In a nutshell, all of the texts and commotion through the night was for a ‘family’ member from Winter Harbor. She is ill, and in the hospital. She was one that had been lost for me. It was her number that showed up on my phone. Today I talked with her for the first time in I can’t remember how long. We laughed and shared memories and prayed together. It brought a smile to my face.
Then an hour ago, another unidentified phone number showed up on my phone. I answered and figured it was a sales call. It was not. It was someone else that I had lost touch with. She was part of that family in Winter Harbor. I recognized her voice, as with family, you do not have to identify yourself when calling. You know the voice. Your heart recognizes the voice. We visited for a short time and the call ended.
In hanging up from that call, I realized that our adopted families are just like our biological families. We know we are there. We can call, or choose not to. We can message, text, write a letter, share a post, or we can decide not to. But, when there is an event, or an emergency, family comes together. We may not be as close as we once were, and we may no longer see eye to eye on everything, but, we will come together to pray, to support, to hold one another up.
I am grateful for my adopted families. My life has been shaped and formed through knowing them. My mind and heart are filled with memories shared with them. When I think of them, I am transported to the housing area that had a perfect view of Mt. Fuji, rice paddies, and yakitori stands. Or, I am immediately put on the rock-bound coast of Maine, with the sea smell and lobster traps. Images and smells and sounds of my life.
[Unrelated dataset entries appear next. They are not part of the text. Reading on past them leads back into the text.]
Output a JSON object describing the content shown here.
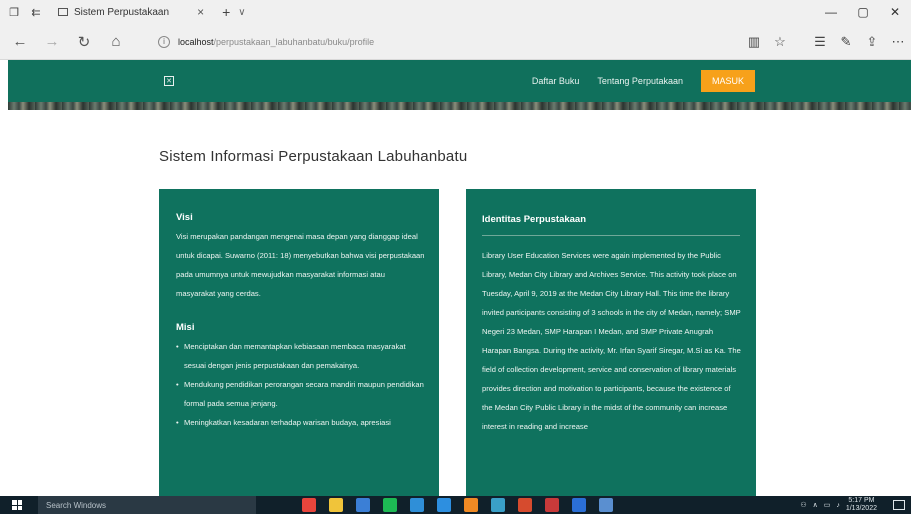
{
  "browser": {
    "tab_title": "Sistem Perpustakaan",
    "tab_close": "×",
    "new_tab": "+",
    "tab_chevron": "∨",
    "url_host": "localhost",
    "url_path": "/perpustakaan_labuhanbatu/buku/profile",
    "win_minimize": "—",
    "win_restore": "▢",
    "win_close": "✕"
  },
  "site": {
    "nav": [
      {
        "label": "Daftar Buku"
      },
      {
        "label": "Tentang Perputakaan"
      }
    ],
    "login_label": "MASUK",
    "colors": {
      "header": "#10705c",
      "accent": "#f7a11a",
      "card": "#0f725e"
    }
  },
  "page": {
    "title": "Sistem Informasi Perpustakaan Labuhanbatu",
    "visi_heading": "Visi",
    "visi_text": "Visi merupakan pandangan mengenai masa depan yang dianggap ideal untuk dicapai. Suwarno (2011: 18) menyebutkan bahwa visi perpustakaan pada umumnya untuk mewujudkan masyarakat informasi atau masyarakat yang cerdas.",
    "misi_heading": "Misi",
    "misi_items": [
      "Menciptakan dan memantapkan kebiasaan membaca masyarakat sesuai dengan jenis perpustakaan dan pemakainya.",
      "Mendukung pendidikan perorangan secara mandiri maupun pendidikan formal pada semua jenjang.",
      "Meningkatkan kesadaran terhadap warisan budaya, apresiasi"
    ],
    "identitas_heading": "Identitas Perpustakaan",
    "identitas_text": "Library User Education Services were again implemented by the Public Library, Medan City Library and Archives Service. This activity took place on Tuesday, April 9, 2019 at the Medan City Library Hall. This time the library invited participants consisting of 3 schools in the city of Medan, namely; SMP Negeri 23 Medan, SMP Harapan I Medan, and SMP Private Anugrah Harapan Bangsa. During the activity, Mr. Irfan Syarif Siregar, M.Si as Ka. The field of collection development, service and conservation of library materials provides direction and motivation to participants, because the existence of the Medan City Public Library in the midst of the community can increase interest in reading and increase"
  },
  "taskbar": {
    "search_placeholder": "Search Windows",
    "time": "5:17 PM",
    "date": "1/13/2022",
    "apps": [
      {
        "icon": "chrome-icon",
        "color": "#e8453c"
      },
      {
        "icon": "file-manager-icon",
        "color": "#f0c43a"
      },
      {
        "icon": "browser-icon",
        "color": "#3b7fd6"
      },
      {
        "icon": "spotify-icon",
        "color": "#1db954"
      },
      {
        "icon": "edge-icon",
        "color": "#2f8fd8"
      },
      {
        "icon": "vscode-icon",
        "color": "#2d8fe0"
      },
      {
        "icon": "sublime-icon",
        "color": "#f08a24"
      },
      {
        "icon": "app-icon",
        "color": "#3aa0c8"
      },
      {
        "icon": "office-icon",
        "color": "#d64b2e"
      },
      {
        "icon": "game-icon",
        "color": "#c83a3a"
      },
      {
        "icon": "blue-app-icon",
        "color": "#2b6fd6"
      },
      {
        "icon": "photos-icon",
        "color": "#5a8fd0"
      }
    ]
  }
}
Littered with snippets of people who have encouraged me, challenged me, supported me and laughed with me. So, to my siblings that have been on my mind and heart today, Mike, Cindy, Debbie, Dick, Maggie, Jackie, Bob, Susie, Vance, Ruthie, Neil, Rosalee, and so many more, thank you for making me me. My life has been so blessed by you all. I love you. And, to my nieces and nephews, Janna, Wendy, Cathy, Beth, Dawn, Paige, Kelly, Kevin, and Aimee, I love you. You are missed and your young lives made me smile in so many ways, thank you for the blessing of being you. (Disclaimer: I failed to mention another Vance, who started as an adopted part of family, but became family, as did his mom, dad and sister and he became Little Man’s daddy)
Thanks for dropping by today and for reading my stroll down memory lane. Cathi (DAF)
5 thoughts on “Navy Family…”
You said it so well! I try often tell folks about that bond, but unless they have been in the service or missionary service or something similar, they don’t understand. Right now I am praying for a friend who has cancer. I haven’t seen her for maybe 40 years. She babysat our girls. I don’t know how we stayed in touch through numerous moves – maybe Christmas cards. But there is a bond. We got the group text, too – were pretty confused, but figured out who to pray for. I sometimes envy those who have stayed in their hometown and have long-term friendships, but then I realize the depths of those friendships that were made at various Navy bases, and I am thankful.
I am thankful for you and Neil. My sister wrote that she too, had those experiences with moving like she did, and she wasn’t military. What would we do without our adopted families? Love you Ruthie!
Aah, it comes together after reading this. A dear friend once told me that the reason we can come together after a long absence is because we have a history together. She was correct. The cord that binds us isn’t that we are former military, but that we share a relationship with Christ – we are an eternal family. So when the call comes at 2:30am or 5:30 we are there for one another. We pray, get on a plane, drive across country, sit in a hospital, wipe a bow, feed one another soup — whatever we can to meet the need. It’s what family does.
**wipe a brow**
well said, Susie, well said. And we have both done this… ❤